It has been a major political issue for some time now and over the weekend Scotland finally held a referendum to vote on their independence from the United Kingdom.

An impressive 97 percent of the enrolled electorate turned out to cast their vote in the historical referendum. Only 45 percent of Scots voted yes, agreeing with independence, meaning that for now, they will stay bound to the motherland.

So why, after more than three peaceful centuries together, did Scotland want to split from its neighbours?

The main reason was for Scotland to take control of its own political decisions. At the moment, major political decisions are made for Scotland in Westminster. The Scots would have also gained complete control over their resources, economy and wealth. Important decisions regarding the nation would be made by Scots, for Scots. This notion of an independent identity was the main campaign behind those pushing for the yes vote.

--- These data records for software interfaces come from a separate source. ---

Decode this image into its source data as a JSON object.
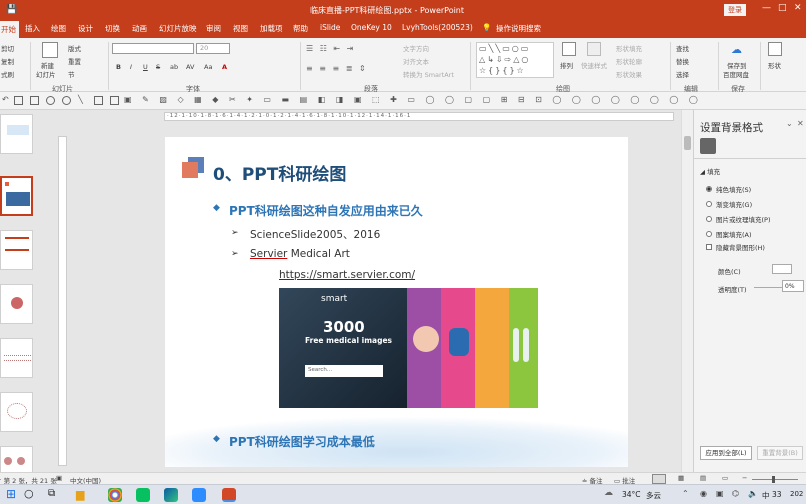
{
  "window": {
    "title": "临床直播-PPT科研绘图.pptx  -  PowerPoint",
    "login_label": "登录",
    "controls": [
      "—",
      "□",
      "✕"
    ]
  },
  "tabs": [
    {
      "label": "开始",
      "active": true
    },
    {
      "label": "插入"
    },
    {
      "label": "绘图"
    },
    {
      "label": "设计"
    },
    {
      "label": "切换"
    },
    {
      "label": "动画"
    },
    {
      "label": "幻灯片放映"
    },
    {
      "label": "审阅"
    },
    {
      "label": "视图"
    },
    {
      "label": "加载项"
    },
    {
      "label": "帮助"
    },
    {
      "label": "iSlide"
    },
    {
      "label": "OneKey 10"
    },
    {
      "label": "LvyhTools(200523)"
    },
    {
      "label": "操作说明搜索"
    }
  ],
  "ribbon": {
    "clipboard": {
      "cut": "剪切",
      "copy": "复制",
      "format_painter": "式刷"
    },
    "slides": {
      "new_slide": "新建",
      "new_slide_2": "幻灯片",
      "layout": "版式",
      "reset": "重置",
      "section": "节",
      "group": "幻灯片"
    },
    "font": {
      "group": "字体",
      "size": "20",
      "buttons": [
        "B",
        "I",
        "U",
        "S",
        "ab",
        "AV",
        "Aa",
        "A"
      ]
    },
    "paragraph": {
      "group": "段落",
      "text_direction": "文字方向",
      "align_text": "对齐文本",
      "smartart": "转换为 SmartArt"
    },
    "drawing": {
      "group": "绘图",
      "arrange": "排列",
      "quick_styles": "快速样式",
      "shape_fill": "形状填充",
      "shape_outline": "形状轮廓",
      "shape_effects": "形状效果"
    },
    "editing": {
      "group": "编辑",
      "find": "查找",
      "replace": "替换",
      "select": "选择"
    },
    "save": {
      "group": "保存",
      "save_to": "保存到",
      "baidu": "百度网盘"
    },
    "shape": {
      "label": "形状"
    }
  },
  "slide": {
    "title": "0、PPT科研绘图",
    "bullet1": "PPT科研绘图这种自发应用由来已久",
    "sub1": "ScienceSlide2005、2016",
    "sub2_a": "Servier",
    "sub2_b": " Medical Art",
    "link": "https://smart.servier.com/",
    "bullet2": "PPT科研绘图学习成本最低",
    "image": {
      "brand": "smart",
      "big": "3000",
      "caption": "Free medical images",
      "search": "Search..."
    }
  },
  "ruler": "·12·1·10·1·8·1·6·1·4·1·2·1·0·1·2·1·4·1·6·1·8·1·10·1·12·1·14·1·16·1",
  "thumbnails": [
    {
      "num": "1"
    },
    {
      "num": "2"
    },
    {
      "num": "3"
    },
    {
      "num": "4"
    },
    {
      "num": "5"
    },
    {
      "num": "6"
    },
    {
      "num": "7"
    }
  ],
  "pane": {
    "title": "设置背景格式",
    "fill_section": "填充",
    "options": [
      "纯色填充(S)",
      "渐变填充(G)",
      "图片或纹理填充(P)",
      "图案填充(A)"
    ],
    "hide_bg": "隐藏背景图形(H)",
    "color_label": "颜色(C)",
    "transparency_label": "透明度(T)",
    "transparency_value": "0%",
    "apply_all": "应用到全部(L)",
    "reset_bg": "重置背景(B)"
  },
  "status": {
    "slide_count": "幻灯片 第 2 张，共 21 张",
    "language": "中文(中国)",
    "notes": "备注",
    "comments": "批注"
  },
  "taskbar": {
    "weather_temp": "34°C",
    "weather_desc": "多云",
    "input_method": "中",
    "battery": "33",
    "year": "202"
  },
  "colors": {
    "accent": "#c43e1c",
    "slide_title": "#1f4e79",
    "slide_text": "#2e75b6",
    "ribbon_bg": "#f3f3f3"
  }
}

Those in favour of retaining the United Kingdom borders feel that all the nations are stronger together. There was widespread fear over the effects of granting independence on the long-term future of Scotland, as well as the disbelief they should stop working on nuclear weapons. Independence would also see Scottish wealth concentrated in Scotland, rather than spread across the UK (not sure who would be voting against more moolah).

The lists of pros and cons go on and on and it wasn’t clear what the future would hold for Scotland and the rest of the United Kingdom until the vote counting was completed.

The Prime Minister of England, David Cameron, was pro-union, saying “it would have broken my heart to see our United Kingdom come to an end”. He breathed a sigh of relief and wiped away the sweat when votes were finalised and his United Kingdom remained so. He described Queen Elizabeth as “purring” at hearing of the rejection of independence.

Independence supporters are still optimistic that the referendum will still result in positive changes. Scottish Parliament will be given more power in Westminster and there is the hope, as Alex Andreou of The Guardian puts it, “the result of the independence is the beginning of a conversation, not the closing statement of a soliloquy”.

While Scotland will remain united with its neighbours, it is clear from the sheer number of those who were involved in the political process over the weekend that Scots are keen on making their own decisions, something now more achievable due to the referendum results.